Task directions:
Give the records again in full, exactly as they appear.

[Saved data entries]
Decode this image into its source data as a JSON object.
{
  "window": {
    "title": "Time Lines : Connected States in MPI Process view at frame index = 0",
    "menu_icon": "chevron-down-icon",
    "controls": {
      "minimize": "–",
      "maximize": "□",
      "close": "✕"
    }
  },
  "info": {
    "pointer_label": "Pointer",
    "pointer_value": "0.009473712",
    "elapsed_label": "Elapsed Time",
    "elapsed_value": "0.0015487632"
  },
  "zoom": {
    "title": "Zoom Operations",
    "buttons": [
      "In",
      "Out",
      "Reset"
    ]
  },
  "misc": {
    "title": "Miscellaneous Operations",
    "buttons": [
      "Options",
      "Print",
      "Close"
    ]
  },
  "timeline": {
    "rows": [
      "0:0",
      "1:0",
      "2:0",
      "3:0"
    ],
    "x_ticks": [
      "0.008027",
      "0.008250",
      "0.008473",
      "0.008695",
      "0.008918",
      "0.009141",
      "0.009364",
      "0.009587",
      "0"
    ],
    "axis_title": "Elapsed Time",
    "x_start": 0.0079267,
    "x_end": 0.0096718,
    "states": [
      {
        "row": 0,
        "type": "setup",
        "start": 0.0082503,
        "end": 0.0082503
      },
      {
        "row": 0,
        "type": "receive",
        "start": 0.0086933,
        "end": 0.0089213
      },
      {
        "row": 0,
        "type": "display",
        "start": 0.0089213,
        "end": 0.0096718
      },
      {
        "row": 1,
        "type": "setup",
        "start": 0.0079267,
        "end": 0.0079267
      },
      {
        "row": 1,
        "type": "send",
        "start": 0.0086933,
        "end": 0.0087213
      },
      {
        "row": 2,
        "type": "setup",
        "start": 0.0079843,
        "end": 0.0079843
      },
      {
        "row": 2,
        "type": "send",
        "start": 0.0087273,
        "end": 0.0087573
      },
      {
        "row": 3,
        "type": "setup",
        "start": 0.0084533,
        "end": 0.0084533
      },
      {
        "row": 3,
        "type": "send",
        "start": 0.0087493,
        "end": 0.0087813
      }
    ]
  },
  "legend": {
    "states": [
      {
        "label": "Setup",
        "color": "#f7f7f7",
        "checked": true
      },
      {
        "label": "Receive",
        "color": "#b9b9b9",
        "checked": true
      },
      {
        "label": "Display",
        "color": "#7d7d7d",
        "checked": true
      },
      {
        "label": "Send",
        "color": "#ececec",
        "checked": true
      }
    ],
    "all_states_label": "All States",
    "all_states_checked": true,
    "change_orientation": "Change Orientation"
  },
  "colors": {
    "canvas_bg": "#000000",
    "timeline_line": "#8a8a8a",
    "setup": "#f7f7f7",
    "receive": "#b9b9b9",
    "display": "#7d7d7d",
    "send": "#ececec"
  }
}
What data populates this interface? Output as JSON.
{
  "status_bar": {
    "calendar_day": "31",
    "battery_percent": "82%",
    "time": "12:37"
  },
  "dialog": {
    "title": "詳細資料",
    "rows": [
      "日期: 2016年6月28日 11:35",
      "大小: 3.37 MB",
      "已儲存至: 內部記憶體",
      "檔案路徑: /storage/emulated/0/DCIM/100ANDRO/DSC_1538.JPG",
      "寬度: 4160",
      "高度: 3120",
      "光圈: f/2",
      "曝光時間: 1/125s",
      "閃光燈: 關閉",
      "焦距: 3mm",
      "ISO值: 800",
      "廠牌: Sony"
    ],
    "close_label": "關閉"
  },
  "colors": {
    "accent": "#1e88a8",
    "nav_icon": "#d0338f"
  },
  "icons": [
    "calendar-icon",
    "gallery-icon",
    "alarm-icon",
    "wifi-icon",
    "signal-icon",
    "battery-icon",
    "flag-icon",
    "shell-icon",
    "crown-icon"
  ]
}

Solution:
Decode this image into its source data as a JSON object.
{
  "window": {
    "title": "Time Lines : Connected States in MPI Process view at frame index = 0",
    "menu_icon": "chevron-down-icon",
    "controls": {
      "minimize": "–",
      "maximize": "□",
      "close": "✕"
    }
  },
  "info": {
    "pointer_label": "Pointer",
    "pointer_value": "0.009473712",
    "elapsed_label": "Elapsed Time",
    "elapsed_value": "0.0015487632"
  },
  "zoom": {
    "title": "Zoom Operations",
    "buttons": [
      "In",
      "Out",
      "Reset"
    ]
  },
  "misc": {
    "title": "Miscellaneous Operations",
    "buttons": [
      "Options",
      "Print",
      "Close"
    ]
  },
  "timeline": {
    "rows": [
      "0:0",
      "1:0",
      "2:0",
      "3:0"
    ],
    "x_ticks": [
      "0.008027",
      "0.008250",
      "0.008473",
      "0.008695",
      "0.008918",
      "0.009141",
      "0.009364",
      "0.009587",
      "0"
    ],
    "axis_title": "Elapsed Time",
    "x_start": 0.0079267,
    "x_end": 0.0096718,
    "states": [
      {
        "row": 0,
        "type": "setup",
        "start": 0.0082503,
        "end": 0.0082503
      },
      {
        "row": 0,
        "type": "receive",
        "start": 0.0086933,
        "end": 0.0089213
      },
      {
        "row": 0,
        "type": "display",
        "start": 0.0089213,
        "end": 0.0096718
      },
      {
        "row": 1,
        "type": "setup",
        "start": 0.0079267,
        "end": 0.0079267
      },
      {
        "row": 1,
        "type": "send",
        "start": 0.0086933,
        "end": 0.0087213
      },
      {
        "row": 2,
        "type": "setup",
        "start": 0.0079843,
        "end": 0.0079843
      },
      {
        "row": 2,
        "type": "send",
        "start": 0.0087273,
        "end": 0.0087573
      },
      {
        "row": 3,
        "type": "setup",
        "start": 0.0084533,
        "end": 0.0084533
      },
      {
        "row": 3,
        "type": "send",
        "start": 0.0087493,
        "end": 0.0087813
      }
    ]
  },
  "legend": {
    "states": [
      {
        "label": "Setup",
        "color": "#f7f7f7",
        "checked": true
      },
      {
        "label": "Receive",
        "color": "#b9b9b9",
        "checked": true
      },
      {
        "label": "Display",
        "color": "#7d7d7d",
        "checked": true
      },
      {
        "label": "Send",
        "color": "#ececec",
        "checked": true
      }
    ],
    "all_states_label": "All States",
    "all_states_checked": true,
    "change_orientation": "Change Orientation"
  },
  "colors": {
    "canvas_bg": "#000000",
    "timeline_line": "#8a8a8a",
    "setup": "#f7f7f7",
    "receive": "#b9b9b9",
    "display": "#7d7d7d",
    "send": "#ececec"
  }
}
What data populates this interface? Output as JSON.
{
  "status_bar": {
    "calendar_day": "31",
    "battery_percent": "82%",
    "time": "12:37"
  },
  "dialog": {
    "title": "詳細資料",
    "rows": [
      "日期: 2016年6月28日 11:35",
      "大小: 3.37 MB",
      "已儲存至: 內部記憶體",
      "檔案路徑: /storage/emulated/0/DCIM/100ANDRO/DSC_1538.JPG",
      "寬度: 4160",
      "高度: 3120",
      "光圈: f/2",
      "曝光時間: 1/125s",
      "閃光燈: 關閉",
      "焦距: 3mm",
      "ISO值: 800",
      "廠牌: Sony"
    ],
    "close_label": "關閉"
  },
  "colors": {
    "accent": "#1e88a8",
    "nav_icon": "#d0338f"
  },
  "icons": [
    "calendar-icon",
    "gallery-icon",
    "alarm-icon",
    "wifi-icon",
    "signal-icon",
    "battery-icon",
    "flag-icon",
    "shell-icon",
    "crown-icon"
  ]
}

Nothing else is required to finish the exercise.